How To Get the Most Out of Self-Storage
Written by: StorageUnits.com Editorial Team - Updated: Aug 9, 2022
According to Angi, most self-storage units cost somewhere between $20 to $450 per month. While the higher end of that range includes vehicle storage, even units that are too small to store vehicles can cost as much as $200 per month. In this guide, we’ll show you how to lower the cost of your self-storage solution by reducing the amount of space you need.
Top 10 Ways to Maximize Your Storage Space
There are many factors that determine the cost of self-storage, including:
- Location – generally, more urban facilities are more expensive
- Features – climate control, on-site security personnel,
- The fluctuating relationship between demand and availability – if there are few self-storage options in your area, you can expect prices to quickly rise whenever there’s a spike in demand
The most important factor, though, is unit size. Self-storage providers will charge you more for larger units than smaller ones. Angi also reports that for an average unit, a 10×15 unit costs $100 to $200, a 10×10 unit costs $80 to $160, and a 5×10 unit costs $35 to $60 per month.

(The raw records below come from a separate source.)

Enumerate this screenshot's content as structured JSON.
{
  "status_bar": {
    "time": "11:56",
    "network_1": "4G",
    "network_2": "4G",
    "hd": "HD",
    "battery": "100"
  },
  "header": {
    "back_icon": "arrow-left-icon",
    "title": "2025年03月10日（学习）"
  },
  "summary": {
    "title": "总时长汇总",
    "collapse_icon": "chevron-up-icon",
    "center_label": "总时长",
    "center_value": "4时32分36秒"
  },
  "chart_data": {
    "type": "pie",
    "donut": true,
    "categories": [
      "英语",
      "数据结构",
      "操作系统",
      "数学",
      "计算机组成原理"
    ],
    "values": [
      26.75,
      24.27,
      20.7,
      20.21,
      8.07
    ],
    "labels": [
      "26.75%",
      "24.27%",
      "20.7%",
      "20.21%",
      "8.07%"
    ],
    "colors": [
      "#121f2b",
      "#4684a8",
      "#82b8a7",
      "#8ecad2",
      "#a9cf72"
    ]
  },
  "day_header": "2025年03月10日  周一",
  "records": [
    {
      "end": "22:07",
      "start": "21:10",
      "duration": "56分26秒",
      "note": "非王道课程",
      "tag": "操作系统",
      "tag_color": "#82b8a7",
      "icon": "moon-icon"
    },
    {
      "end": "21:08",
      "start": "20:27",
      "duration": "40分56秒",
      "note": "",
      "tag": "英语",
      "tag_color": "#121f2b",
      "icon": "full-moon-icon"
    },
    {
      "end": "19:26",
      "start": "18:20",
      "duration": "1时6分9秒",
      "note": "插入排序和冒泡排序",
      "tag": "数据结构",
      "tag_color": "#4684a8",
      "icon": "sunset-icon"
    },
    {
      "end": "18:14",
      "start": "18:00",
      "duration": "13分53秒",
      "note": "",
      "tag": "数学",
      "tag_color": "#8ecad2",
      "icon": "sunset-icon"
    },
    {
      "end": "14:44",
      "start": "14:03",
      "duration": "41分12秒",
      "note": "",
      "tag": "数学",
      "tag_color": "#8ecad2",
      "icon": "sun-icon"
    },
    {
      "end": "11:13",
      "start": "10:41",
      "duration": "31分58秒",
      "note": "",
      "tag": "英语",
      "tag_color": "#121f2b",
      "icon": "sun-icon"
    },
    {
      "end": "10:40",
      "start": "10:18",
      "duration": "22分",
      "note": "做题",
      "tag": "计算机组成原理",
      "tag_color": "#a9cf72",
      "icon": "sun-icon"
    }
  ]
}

Let’s say you start out looking for storage space assuming you need a 10×15 unit. Based on the midpoints of these ranges, each month you’d be able to save about $30 if you could manage to downgrade to a 10×10 unit or $100 if you could downgrade to a 5×10 unit. You may be able to save even more depending on which provider you use. Reducing your storage needs by 50 or 100 square feet might sound difficult, but you will likely find that it’s feasible with the help of the following space-saving strategies.
1. Consider throwing away or donating items you don’t need
If something isn’t useful enough to have in your home, is it worth keeping? This is a question that is good to ask yourself about every item you initially plan to store in your unit. Once you have the cost of storage on your mind, you may be surprised by how many items you’re willing to get rid of.
2. Consider storing particularly large items somewhere else
Are you planning to store any large items, such as a mattress, sofa bed, or vehicle? These items may be too expensive to just throw out or give away, but consider whether there might be some storage solution other than putting them in your unit.
For example, maybe you could let a friend borrow your sofa bed with the understanding that you’ll be taking it back once you have a place to put it. Such arrangements are an especially good option if you only need short-term storage, and they’ll allow you to save a significant amount of money on your self-storage unit.
3. Think vertically
After you’ve gotten rid of any unnecessary items and found another solution for some of your largest items, you’ll be ready to start figuring out exactly how much storage space you need. As a general rule, throughout this process it is a good idea to think vertically. While storage unit sizes are usually listed by their square footage, you’ll actually have three dimensions to work with rather than just two. Many of the additional self-storage tips listed below will provide you with practical ways to take advantage of this principle.
4. Map out your storage plan
Before you commit to a particular unit, map out your storage plan to make sure you can fit everything in the space. Graph paper is ideal for this, as the grid lines will help you keep everything in proportion. There are also free online design tools like Canva for this purpose.
5. Add shelving
While you likely won’t be able to attach shelves to the wall of your unit, you can still use freestanding shelves to add more surface area for storage. The upfront cost of these shelves will need to be considered, but you will probably break even (and then some) if adding shelves allows you to rent a smaller self-storage unit.
6. Use pegboards
Similar to shelves, pegboards are another addition that should be worth the initial cost if they can help you rent less space. This is a good storage device to use in combination with shelving. If your self-storage provider doesn’t allow you to drive screws or nails through any of the walls in your unit, you can find a pegboard that’s able to attach to the side of your freestanding shelves instead.
7. Hang items from the ceiling
Bungee cords and s-hooks may allow you to hang items from the ceiling of your unit without the use of screws or nails. If you decide to hang any items, do so toward the back of your unit, as hanging items near the entrance can make other items harder to access.
8. Store items inside other items
The fee for self-storage is based on area, not weight. If there are cavities inside any of your items, take advantage of that empty space and fill it with other items. For example, socks can be tucked inside shoes, and luggage can be filled with clothes..
9. Disassemble furniture
Assembled furniture also often features a lot of empty space. If you have furniture items that can be broken down and then put back together again later, disassembling them for now should allow you to save a lot of room in your storage space.
10. Store couches on end
Finally, if you weren’t able to find another solution for storing couches, standing them up on end will at least take up less space in your unit. Sofa beds may be too heavy to store in this position (and the foldable frame of the bed might not cooperate). But it should be easy enough to use this technique with standard couches as long as your unit is tall enough.